The only team in the credits larger than the musicians is the collection of backers on Kickstarter, more than 4,700 of whom paid at least $25 on that crowd-financing website in 2012 for the privilege of seeing their names there. Stoic Studio raised more than $700,000 from more than 20,000 people who wanted to see this game made.
The style of play that The Banner Saga favors — turn-based tactical battles resembling the holographic chess that Chewbacca and R2-D2 play in Star Wars — has undergone a renaissance. Well-received games including X-COM: Enemy Unknown and Fire Emblem: Awakening have been released since those Kickstarter backers chipped in $700,000.
The battles in The Banner Saga — involving those Viking-like humans, a race of horned creatures (called varl) and stone colossi (dredges) — are tense and engaging. Unlike in the recent X-COM and Fire Emblem games, losing a character in battle doesn't mean you've lost that character forever, making The Banner Saga slightly easier to play even as it lowers the stakes. A section that resembles the educational game Oregon Trail, asking players to manage supplies for a caravan of settlers, is less successful.
For a game that requires so much reading, the prose is never more than workmanlike, but it is, thankfully, clear of melodrama. The Viking-like names and settings can seem impenetrable at first.
The story is well plotted and set in an original world with a deep mythology and history, even if it approaches boilerplate high fantasy: The gods are dead. The sun is frozen. War has returned. The end of the world is nigh.

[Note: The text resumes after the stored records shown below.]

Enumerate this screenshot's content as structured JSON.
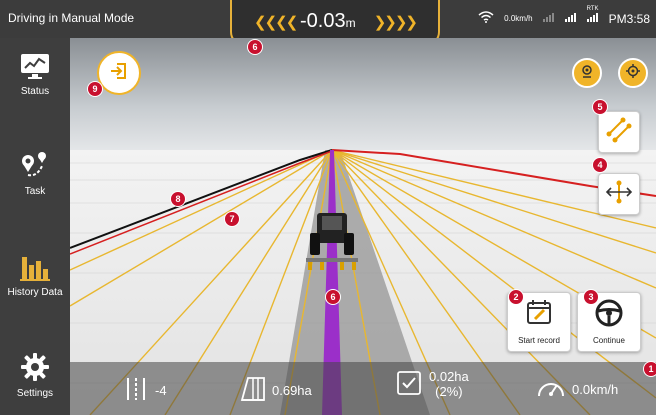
{
  "status_bar": {
    "mode": "Driving in Manual Mode",
    "speed_label": "0.0km/h",
    "rtk_label": "RTK",
    "time": "PM3:58"
  },
  "offset": {
    "value": "-0.03",
    "unit": "m"
  },
  "sidebar": {
    "items": [
      {
        "label": "Status"
      },
      {
        "label": "Task"
      },
      {
        "label": "History Data"
      },
      {
        "label": "Settings"
      }
    ]
  },
  "actions": {
    "start_record": "Start record",
    "continue": "Continue"
  },
  "bottom": {
    "line_number": "-4",
    "area": "0.69ha",
    "worked_area": "0.02ha",
    "worked_percent": "(2%)",
    "speed": "0.0km/h"
  },
  "badges": [
    "1",
    "2",
    "3",
    "4",
    "5",
    "6",
    "6",
    "7",
    "8",
    "9"
  ],
  "colors": {
    "accent_yellow": "#f0b429",
    "guide_purple": "#9b2fc9",
    "badge_red": "#c8102e",
    "boundary_red": "#d62020"
  }
}
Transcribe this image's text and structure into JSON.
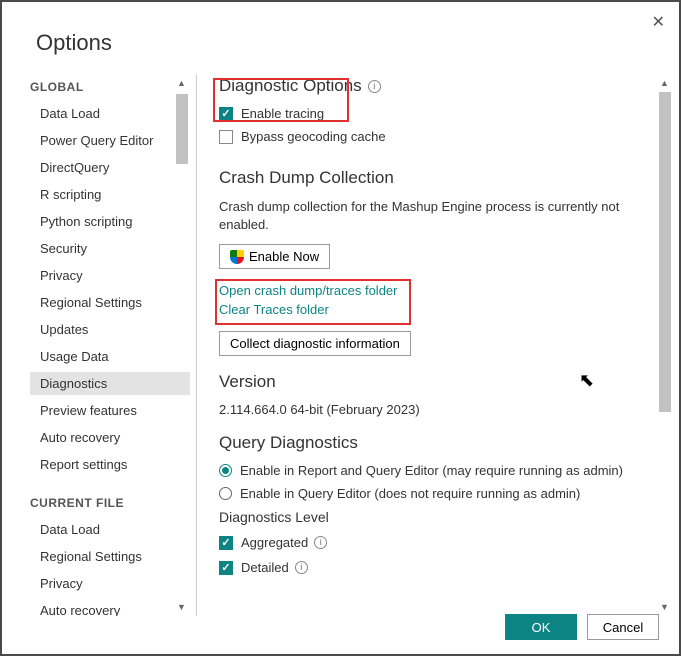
{
  "dialog": {
    "title": "Options"
  },
  "sidebar": {
    "sections": [
      {
        "label": "GLOBAL",
        "items": [
          "Data Load",
          "Power Query Editor",
          "DirectQuery",
          "R scripting",
          "Python scripting",
          "Security",
          "Privacy",
          "Regional Settings",
          "Updates",
          "Usage Data",
          "Diagnostics",
          "Preview features",
          "Auto recovery",
          "Report settings"
        ],
        "selected": "Diagnostics"
      },
      {
        "label": "CURRENT FILE",
        "items": [
          "Data Load",
          "Regional Settings",
          "Privacy",
          "Auto recovery"
        ]
      }
    ]
  },
  "content": {
    "diagnostic_options": {
      "heading": "Diagnostic Options",
      "enable_tracing": {
        "label": "Enable tracing",
        "checked": true
      },
      "bypass_geocoding": {
        "label": "Bypass geocoding cache",
        "checked": false
      }
    },
    "crash_dump": {
      "heading": "Crash Dump Collection",
      "description": "Crash dump collection for the Mashup Engine process is currently not enabled.",
      "enable_now": "Enable Now",
      "open_folder": "Open crash dump/traces folder",
      "clear_folder": "Clear Traces folder",
      "collect_info": "Collect diagnostic information"
    },
    "version": {
      "heading": "Version",
      "value": "2.114.664.0 64-bit (February 2023)"
    },
    "query_diag": {
      "heading": "Query Diagnostics",
      "opt1": "Enable in Report and Query Editor (may require running as admin)",
      "opt2": "Enable in Query Editor (does not require running as admin)",
      "selected": 0,
      "level_heading": "Diagnostics Level",
      "aggregated": {
        "label": "Aggregated",
        "checked": true
      },
      "detailed": {
        "label": "Detailed",
        "checked": true
      }
    }
  },
  "footer": {
    "ok": "OK",
    "cancel": "Cancel"
  }
}
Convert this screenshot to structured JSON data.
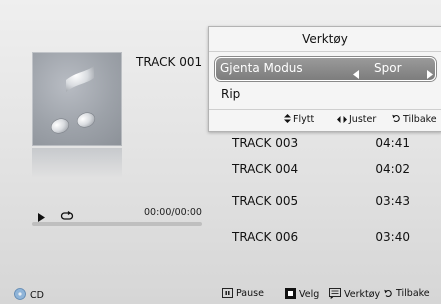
{
  "now_playing": {
    "track_title": "TRACK 001",
    "time": "00:00/00:00",
    "progress": 0
  },
  "tracks": [
    {
      "name": "TRACK 003",
      "duration": "04:41"
    },
    {
      "name": "TRACK 004",
      "duration": "04:02"
    },
    {
      "name": "TRACK 005",
      "duration": "03:43"
    },
    {
      "name": "TRACK 006",
      "duration": "03:40"
    }
  ],
  "tools_menu": {
    "title": "Verktøy",
    "repeat_mode": {
      "label": "Gjenta Modus",
      "value": "Spor"
    },
    "rip_label": "Rip",
    "hints": {
      "move": "Flytt",
      "adjust": "Juster",
      "back": "Tilbake"
    }
  },
  "bottom_bar": {
    "source": "CD",
    "pause": "Pause",
    "select": "Velg",
    "tools": "Verktøy",
    "back": "Tilbake"
  },
  "icons": {
    "album": "music-note-icon",
    "play": "play-icon",
    "repeat": "repeat-icon",
    "source": "disc-icon"
  },
  "colors": {
    "highlight": "#8a8a8a",
    "panel": "#f5f5f5",
    "background": "#e4e4e4"
  }
}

I have a high tolerance for talk of menders and Loom-mothers and godstones, and yet I found myself rushing through The Banner Saga's character conversations so I could get back to its battles. Still, even when I hurriedly clicked through text, the game was beautiful to listen to.